Records for this task: Begin

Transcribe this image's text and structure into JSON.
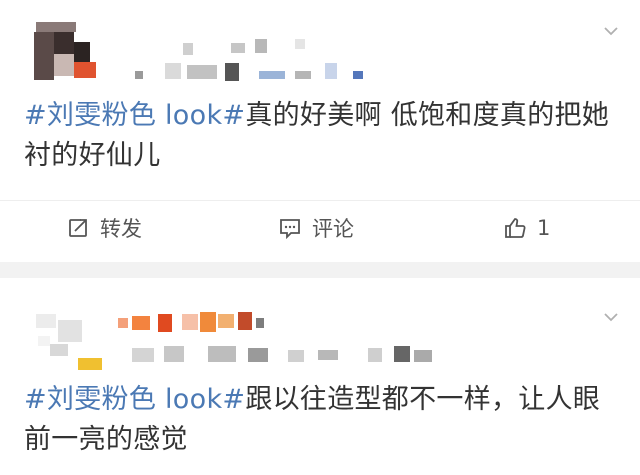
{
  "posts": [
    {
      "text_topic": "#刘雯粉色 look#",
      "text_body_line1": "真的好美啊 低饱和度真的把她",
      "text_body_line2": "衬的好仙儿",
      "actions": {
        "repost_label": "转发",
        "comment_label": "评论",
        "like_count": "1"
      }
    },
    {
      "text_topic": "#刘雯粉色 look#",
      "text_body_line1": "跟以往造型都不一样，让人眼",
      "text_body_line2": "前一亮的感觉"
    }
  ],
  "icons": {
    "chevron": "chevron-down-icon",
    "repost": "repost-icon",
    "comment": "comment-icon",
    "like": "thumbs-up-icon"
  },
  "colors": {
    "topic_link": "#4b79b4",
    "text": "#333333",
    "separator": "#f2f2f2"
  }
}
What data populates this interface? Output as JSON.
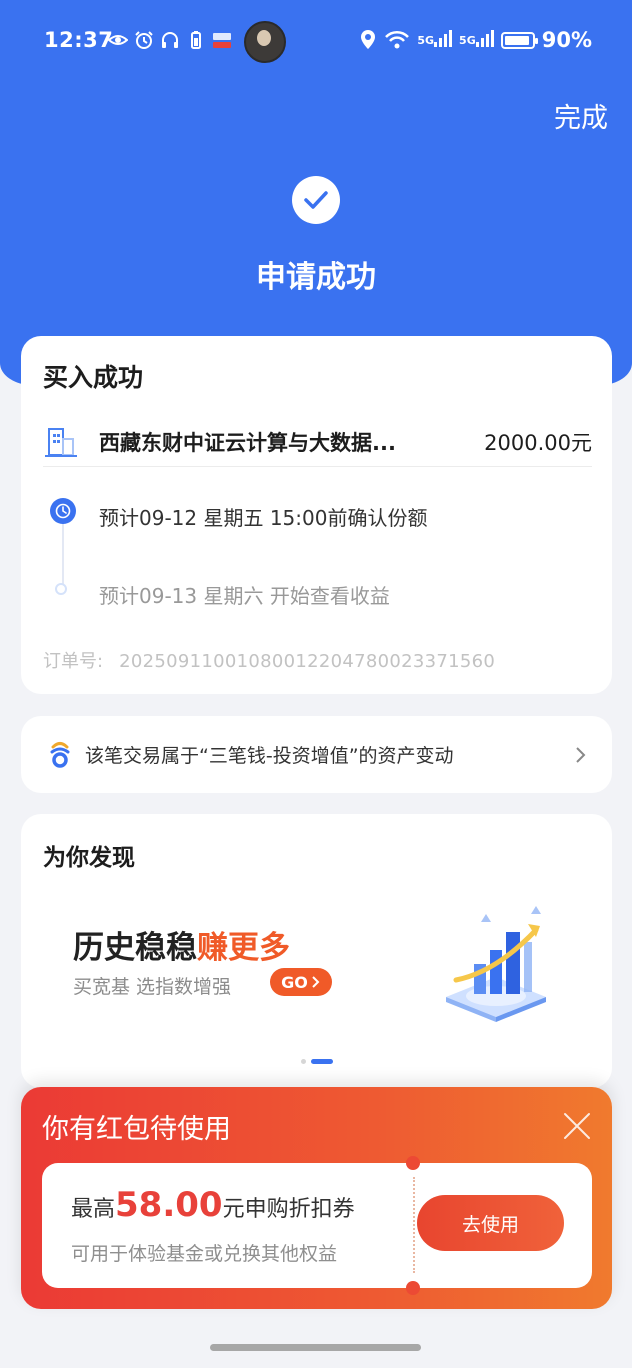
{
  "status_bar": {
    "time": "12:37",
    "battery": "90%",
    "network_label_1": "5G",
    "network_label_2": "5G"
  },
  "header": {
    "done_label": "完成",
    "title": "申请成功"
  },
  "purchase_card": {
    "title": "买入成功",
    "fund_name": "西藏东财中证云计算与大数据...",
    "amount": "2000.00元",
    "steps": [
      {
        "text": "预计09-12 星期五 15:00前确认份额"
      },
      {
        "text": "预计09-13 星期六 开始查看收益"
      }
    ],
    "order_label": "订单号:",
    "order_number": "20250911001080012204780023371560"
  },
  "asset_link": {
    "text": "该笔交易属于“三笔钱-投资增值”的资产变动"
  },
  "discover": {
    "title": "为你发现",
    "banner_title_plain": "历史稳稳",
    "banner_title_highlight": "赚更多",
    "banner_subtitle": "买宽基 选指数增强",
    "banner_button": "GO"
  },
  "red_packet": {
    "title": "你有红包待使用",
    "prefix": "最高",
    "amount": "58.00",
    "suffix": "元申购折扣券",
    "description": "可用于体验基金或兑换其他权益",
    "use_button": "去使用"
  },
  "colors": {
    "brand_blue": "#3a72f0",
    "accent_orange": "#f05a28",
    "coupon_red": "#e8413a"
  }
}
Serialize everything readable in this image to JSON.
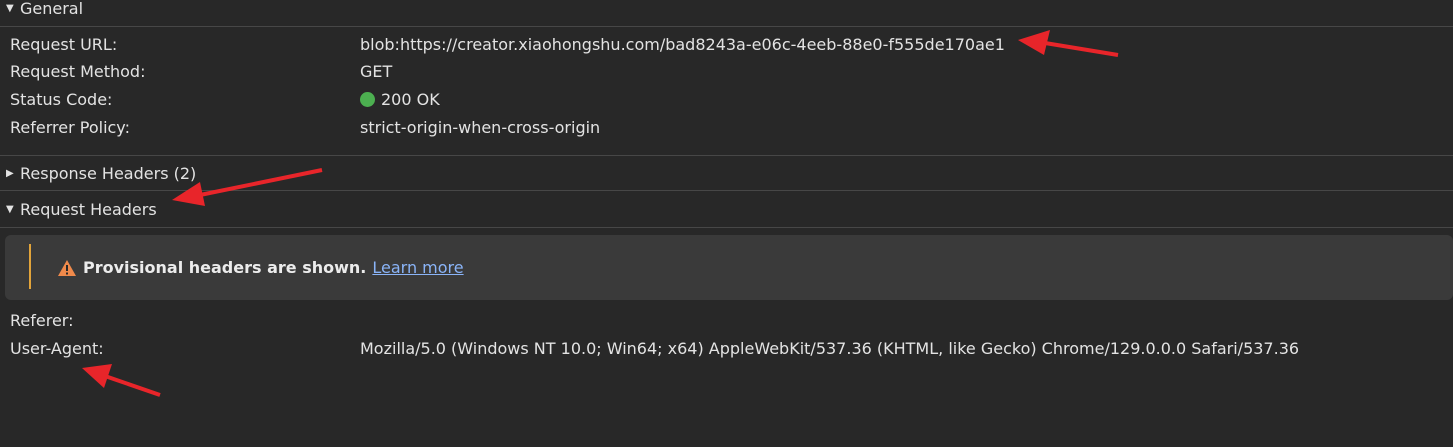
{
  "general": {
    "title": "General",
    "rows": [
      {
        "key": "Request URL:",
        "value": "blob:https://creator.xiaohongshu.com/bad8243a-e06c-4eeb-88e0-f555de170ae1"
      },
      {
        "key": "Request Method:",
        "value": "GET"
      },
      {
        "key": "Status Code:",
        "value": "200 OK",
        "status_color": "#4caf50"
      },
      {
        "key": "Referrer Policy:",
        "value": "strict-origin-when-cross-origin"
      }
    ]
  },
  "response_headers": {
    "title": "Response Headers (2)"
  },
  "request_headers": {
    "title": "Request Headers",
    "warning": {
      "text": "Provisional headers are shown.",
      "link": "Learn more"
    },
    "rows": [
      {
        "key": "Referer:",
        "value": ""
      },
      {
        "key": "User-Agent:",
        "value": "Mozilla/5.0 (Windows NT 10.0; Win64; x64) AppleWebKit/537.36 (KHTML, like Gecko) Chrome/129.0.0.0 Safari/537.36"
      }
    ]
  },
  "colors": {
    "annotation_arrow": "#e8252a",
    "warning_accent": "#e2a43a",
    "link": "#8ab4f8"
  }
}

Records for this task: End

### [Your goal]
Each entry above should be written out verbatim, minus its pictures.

### [Problem solution]
Transcribe this image's text and structure into JSON.
{
  "posts": [
    {
      "text_topic": "#刘雯粉色 look#",
      "text_body_line1": "真的好美啊 低饱和度真的把她",
      "text_body_line2": "衬的好仙儿",
      "actions": {
        "repost_label": "转发",
        "comment_label": "评论",
        "like_count": "1"
      }
    },
    {
      "text_topic": "#刘雯粉色 look#",
      "text_body_line1": "跟以往造型都不一样，让人眼",
      "text_body_line2": "前一亮的感觉"
    }
  ],
  "icons": {
    "chevron": "chevron-down-icon",
    "repost": "repost-icon",
    "comment": "comment-icon",
    "like": "thumbs-up-icon"
  },
  "colors": {
    "topic_link": "#4b79b4",
    "text": "#333333",
    "separator": "#f2f2f2"
  }
}
What data populates this interface? Output as JSON.
{
  "status_bar": {
    "time": "12:37",
    "battery": "90%",
    "network_label_1": "5G",
    "network_label_2": "5G"
  },
  "header": {
    "done_label": "完成",
    "title": "申请成功"
  },
  "purchase_card": {
    "title": "买入成功",
    "fund_name": "西藏东财中证云计算与大数据...",
    "amount": "2000.00元",
    "steps": [
      {
        "text": "预计09-12 星期五 15:00前确认份额"
      },
      {
        "text": "预计09-13 星期六 开始查看收益"
      }
    ],
    "order_label": "订单号:",
    "order_number": "20250911001080012204780023371560"
  },
  "asset_link": {
    "text": "该笔交易属于“三笔钱-投资增值”的资产变动"
  },
  "discover": {
    "title": "为你发现",
    "banner_title_plain": "历史稳稳",
    "banner_title_highlight": "赚更多",
    "banner_subtitle": "买宽基 选指数增强",
    "banner_button": "GO"
  },
  "red_packet": {
    "title": "你有红包待使用",
    "prefix": "最高",
    "amount": "58.00",
    "suffix": "元申购折扣券",
    "description": "可用于体验基金或兑换其他权益",
    "use_button": "去使用"
  },
  "colors": {
    "brand_blue": "#3a72f0",
    "accent_orange": "#f05a28",
    "coupon_red": "#e8413a"
  }
}
Serialize everything readable in this image to JSON.
{
  "general": {
    "title": "General",
    "rows": [
      {
        "key": "Request URL:",
        "value": "blob:https://creator.xiaohongshu.com/bad8243a-e06c-4eeb-88e0-f555de170ae1"
      },
      {
        "key": "Request Method:",
        "value": "GET"
      },
      {
        "key": "Status Code:",
        "value": "200 OK",
        "status_color": "#4caf50"
      },
      {
        "key": "Referrer Policy:",
        "value": "strict-origin-when-cross-origin"
      }
    ]
  },
  "response_headers": {
    "title": "Response Headers (2)"
  },
  "request_headers": {
    "title": "Request Headers",
    "warning": {
      "text": "Provisional headers are shown.",
      "link": "Learn more"
    },
    "rows": [
      {
        "key": "Referer:",
        "value": ""
      },
      {
        "key": "User-Agent:",
        "value": "Mozilla/5.0 (Windows NT 10.0; Win64; x64) AppleWebKit/537.36 (KHTML, like Gecko) Chrome/129.0.0.0 Safari/537.36"
      }
    ]
  },
  "colors": {
    "annotation_arrow": "#e8252a",
    "warning_accent": "#e2a43a",
    "link": "#8ab4f8"
  }
}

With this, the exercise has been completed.